> Source records:
*** Begin section ***

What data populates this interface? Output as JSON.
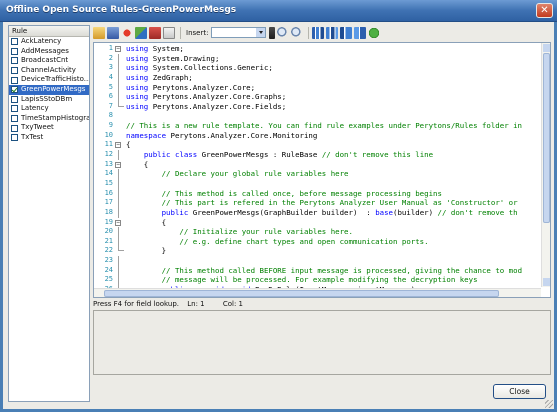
{
  "window": {
    "title": "Offline Open Source Rules-GreenPowerMesgs",
    "close_glyph": "✕"
  },
  "rules": {
    "header": "Rule",
    "items": [
      {
        "label": "AckLatency",
        "checked": false,
        "selected": false
      },
      {
        "label": "AddMessages",
        "checked": false,
        "selected": false
      },
      {
        "label": "BroadcastCnt",
        "checked": false,
        "selected": false
      },
      {
        "label": "ChannelActivity",
        "checked": false,
        "selected": false
      },
      {
        "label": "DeviceTrafficHisto...",
        "checked": false,
        "selected": false
      },
      {
        "label": "GreenPowerMesgs",
        "checked": true,
        "selected": true
      },
      {
        "label": "LapisSStoDBm",
        "checked": false,
        "selected": false
      },
      {
        "label": "Latency",
        "checked": false,
        "selected": false
      },
      {
        "label": "TimeStampHistogram",
        "checked": false,
        "selected": false
      },
      {
        "label": "TxyTweet",
        "checked": false,
        "selected": false
      },
      {
        "label": "TxTest",
        "checked": false,
        "selected": false
      }
    ]
  },
  "toolbar": {
    "insert_label": "Insert:",
    "insert_value": ""
  },
  "editor": {
    "lines": [
      {
        "n": "1",
        "fold": "minus",
        "parts": [
          {
            "c": "kw",
            "t": "using"
          },
          {
            "c": "tx",
            "t": " System;"
          }
        ]
      },
      {
        "n": "2",
        "fold": "line",
        "parts": [
          {
            "c": "kw",
            "t": "using"
          },
          {
            "c": "tx",
            "t": " System.Drawing;"
          }
        ]
      },
      {
        "n": "3",
        "fold": "line",
        "parts": [
          {
            "c": "kw",
            "t": "using"
          },
          {
            "c": "tx",
            "t": " System.Collections.Generic;"
          }
        ]
      },
      {
        "n": "4",
        "fold": "line",
        "parts": [
          {
            "c": "kw",
            "t": "using"
          },
          {
            "c": "tx",
            "t": " ZedGraph;"
          }
        ]
      },
      {
        "n": "5",
        "fold": "line",
        "parts": [
          {
            "c": "kw",
            "t": "using"
          },
          {
            "c": "tx",
            "t": " Perytons.Analyzer.Core;"
          }
        ]
      },
      {
        "n": "6",
        "fold": "line",
        "parts": [
          {
            "c": "kw",
            "t": "using"
          },
          {
            "c": "tx",
            "t": " Perytons.Analyzer.Core.Graphs;"
          }
        ]
      },
      {
        "n": "7",
        "fold": "end",
        "parts": [
          {
            "c": "kw",
            "t": "using"
          },
          {
            "c": "tx",
            "t": " Perytons.Analyzer.Core.Fields;"
          }
        ]
      },
      {
        "n": "8",
        "fold": "",
        "parts": []
      },
      {
        "n": "9",
        "fold": "",
        "parts": [
          {
            "c": "cm",
            "t": "// This is a new rule template. You can find rule examples under Perytons/Rules folder in"
          }
        ]
      },
      {
        "n": "10",
        "fold": "",
        "parts": [
          {
            "c": "kw",
            "t": "namespace"
          },
          {
            "c": "tx",
            "t": " Perytons.Analyzer.Core.Monitoring"
          }
        ]
      },
      {
        "n": "11",
        "fold": "minus",
        "parts": [
          {
            "c": "tx",
            "t": "{"
          }
        ]
      },
      {
        "n": "12",
        "fold": "line",
        "parts": [
          {
            "c": "tx",
            "t": "    "
          },
          {
            "c": "kw",
            "t": "public class"
          },
          {
            "c": "tx",
            "t": " GreenPowerMesgs : RuleBase "
          },
          {
            "c": "cm",
            "t": "// don't remove this line"
          }
        ]
      },
      {
        "n": "13",
        "fold": "minus",
        "parts": [
          {
            "c": "tx",
            "t": "    {"
          }
        ]
      },
      {
        "n": "14",
        "fold": "line",
        "parts": [
          {
            "c": "tx",
            "t": "        "
          },
          {
            "c": "cm",
            "t": "// Declare your global rule variables here"
          }
        ]
      },
      {
        "n": "15",
        "fold": "line",
        "parts": []
      },
      {
        "n": "16",
        "fold": "line",
        "parts": [
          {
            "c": "tx",
            "t": "        "
          },
          {
            "c": "cm",
            "t": "// This method is called once, before message processing begins"
          }
        ]
      },
      {
        "n": "17",
        "fold": "line",
        "parts": [
          {
            "c": "tx",
            "t": "        "
          },
          {
            "c": "cm",
            "t": "// This part is refered in the Perytons Analyzer User Manual as 'Constructor' or"
          }
        ]
      },
      {
        "n": "18",
        "fold": "line",
        "parts": [
          {
            "c": "tx",
            "t": "        "
          },
          {
            "c": "kw",
            "t": "public"
          },
          {
            "c": "tx",
            "t": " GreenPowerMesgs(GraphBuilder builder)  : "
          },
          {
            "c": "kw",
            "t": "base"
          },
          {
            "c": "tx",
            "t": "(builder) "
          },
          {
            "c": "cm",
            "t": "// don't remove th"
          }
        ]
      },
      {
        "n": "19",
        "fold": "minus",
        "parts": [
          {
            "c": "tx",
            "t": "        {"
          }
        ]
      },
      {
        "n": "20",
        "fold": "line",
        "parts": [
          {
            "c": "tx",
            "t": "            "
          },
          {
            "c": "cm",
            "t": "// Initialize your rule variables here."
          }
        ]
      },
      {
        "n": "21",
        "fold": "line",
        "parts": [
          {
            "c": "tx",
            "t": "            "
          },
          {
            "c": "cm",
            "t": "// e.g. define chart types and open communication ports."
          }
        ]
      },
      {
        "n": "22",
        "fold": "end",
        "parts": [
          {
            "c": "tx",
            "t": "        }"
          }
        ]
      },
      {
        "n": "23",
        "fold": "line",
        "parts": []
      },
      {
        "n": "24",
        "fold": "line",
        "parts": [
          {
            "c": "tx",
            "t": "        "
          },
          {
            "c": "cm",
            "t": "// This method called BEFORE input message is processed, giving the chance to mod"
          }
        ]
      },
      {
        "n": "25",
        "fold": "line",
        "parts": [
          {
            "c": "tx",
            "t": "        "
          },
          {
            "c": "cm",
            "t": "// message will be processed. For example modifying the decryption keys"
          }
        ]
      },
      {
        "n": "26",
        "fold": "line",
        "parts": [
          {
            "c": "tx",
            "t": "        "
          },
          {
            "c": "kw",
            "t": "public override void"
          },
          {
            "c": "tx",
            "t": " PreDoRule(InputMessage inputMessage)"
          }
        ]
      },
      {
        "n": "27",
        "fold": "minus",
        "parts": [
          {
            "c": "tx",
            "t": "        {"
          }
        ]
      },
      {
        "n": "28",
        "fold": "line",
        "parts": [
          {
            "c": "tx",
            "t": "            "
          },
          {
            "c": "cm",
            "t": "//Perytons.Analyzer.Core.Encryption.NetworkKey key = Plugins[Protocol].Plugin"
          }
        ]
      }
    ]
  },
  "status": {
    "hint": "Press F4 for field lookup.",
    "line": "Ln: 1",
    "col": "Col: 1"
  },
  "footer": {
    "close_label": "Close"
  }
}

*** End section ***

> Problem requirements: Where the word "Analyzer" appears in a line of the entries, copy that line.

> Written solution:
            "t": " Perytons.Analyzer.Core;"
            "t": " Perytons.Analyzer.Core.Graphs;"
            "t": " Perytons.Analyzer.Core.Fields;"
            "t": " Perytons.Analyzer.Core.Monitoring"
            "t": "// This part is refered in the Perytons Analyzer User Manual as 'Constructor' or"
            "t": "//Perytons.Analyzer.Core.Encryption.NetworkKey key = Plugins[Protocol].Plugin"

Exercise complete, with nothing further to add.